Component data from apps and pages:
===
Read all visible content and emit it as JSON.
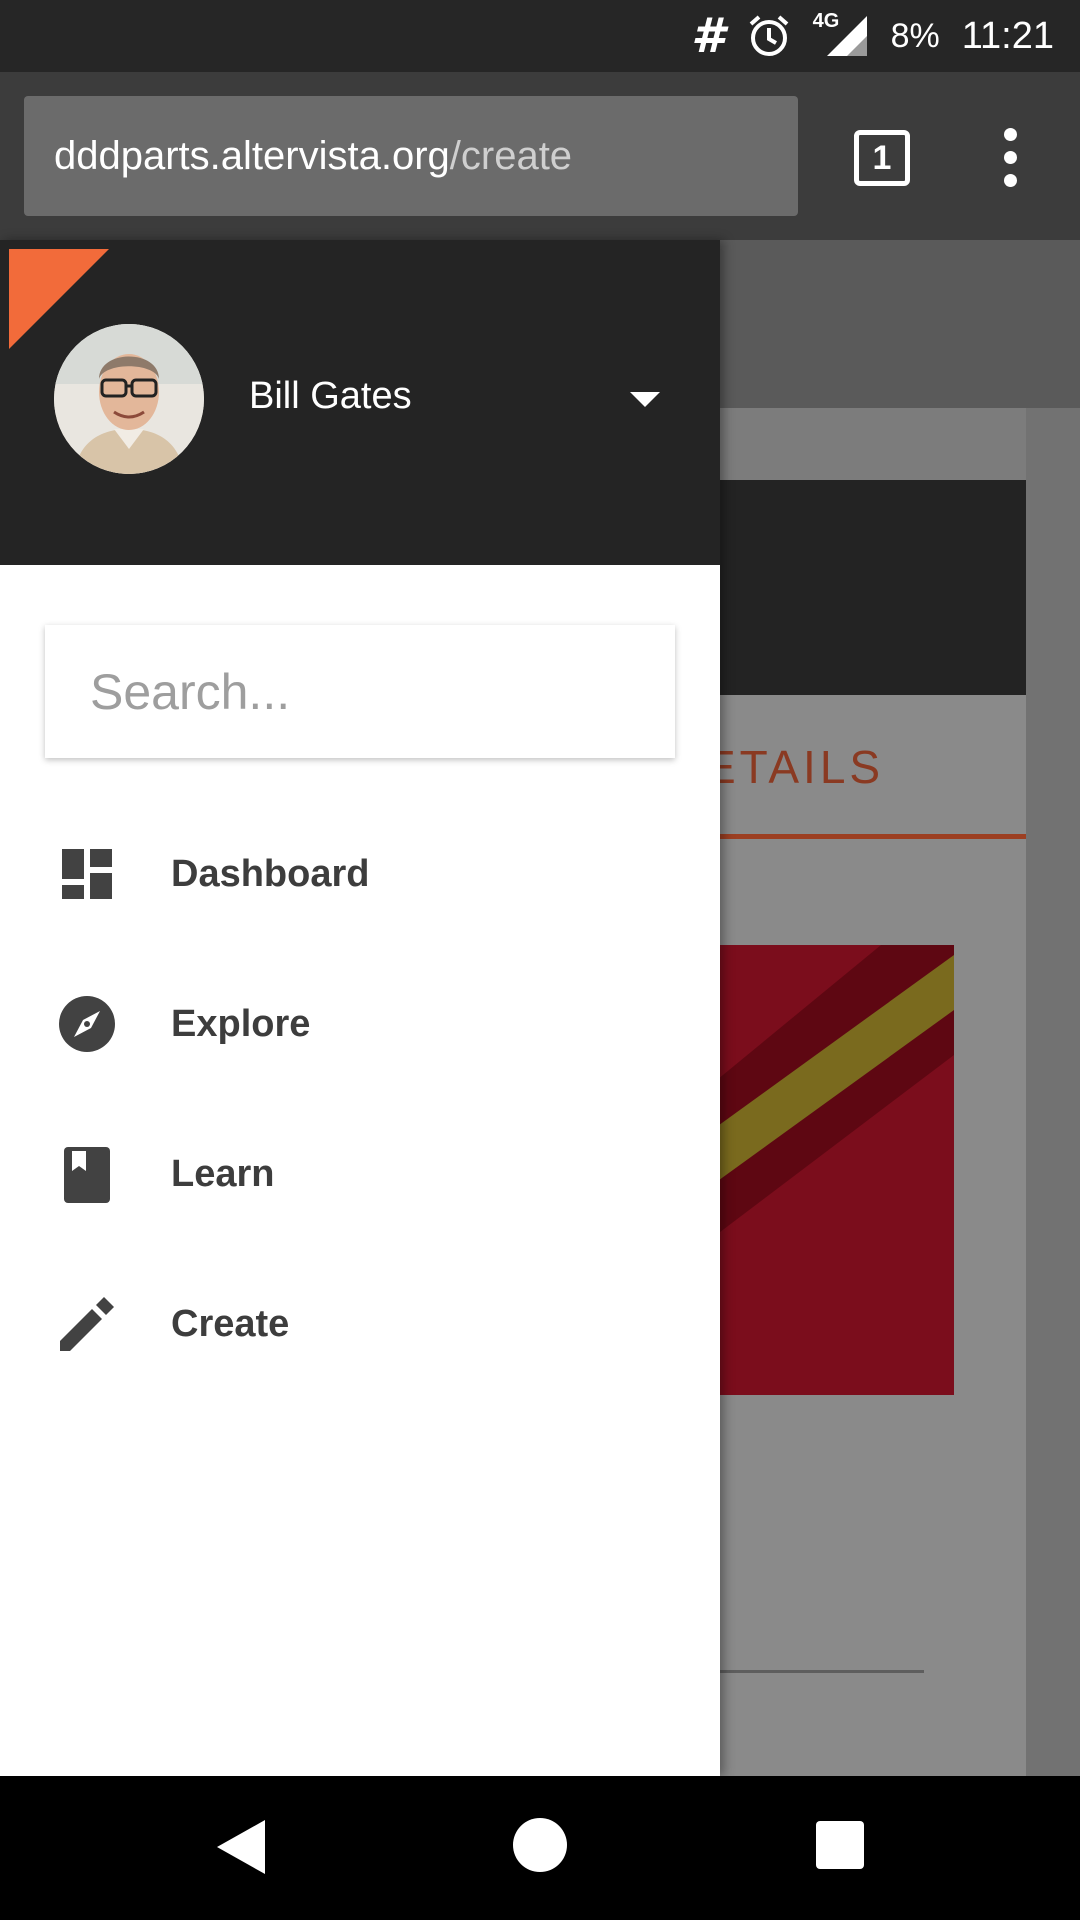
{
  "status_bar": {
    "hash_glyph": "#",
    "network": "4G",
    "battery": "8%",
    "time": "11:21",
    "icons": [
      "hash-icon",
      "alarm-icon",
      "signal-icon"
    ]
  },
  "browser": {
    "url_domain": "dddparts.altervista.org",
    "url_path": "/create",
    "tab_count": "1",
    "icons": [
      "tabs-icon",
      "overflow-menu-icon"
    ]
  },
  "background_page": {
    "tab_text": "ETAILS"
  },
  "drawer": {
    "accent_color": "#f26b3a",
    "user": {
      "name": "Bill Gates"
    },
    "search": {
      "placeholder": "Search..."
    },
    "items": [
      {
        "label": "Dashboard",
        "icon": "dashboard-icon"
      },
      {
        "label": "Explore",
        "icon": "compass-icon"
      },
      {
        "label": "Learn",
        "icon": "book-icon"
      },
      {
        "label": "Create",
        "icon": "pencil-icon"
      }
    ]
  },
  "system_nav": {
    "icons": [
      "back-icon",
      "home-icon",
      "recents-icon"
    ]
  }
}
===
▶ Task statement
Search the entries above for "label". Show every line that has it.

▶ Response area
        "label": "Dashboard",
        "label": "Explore",
        "label": "Learn",
        "label": "Create",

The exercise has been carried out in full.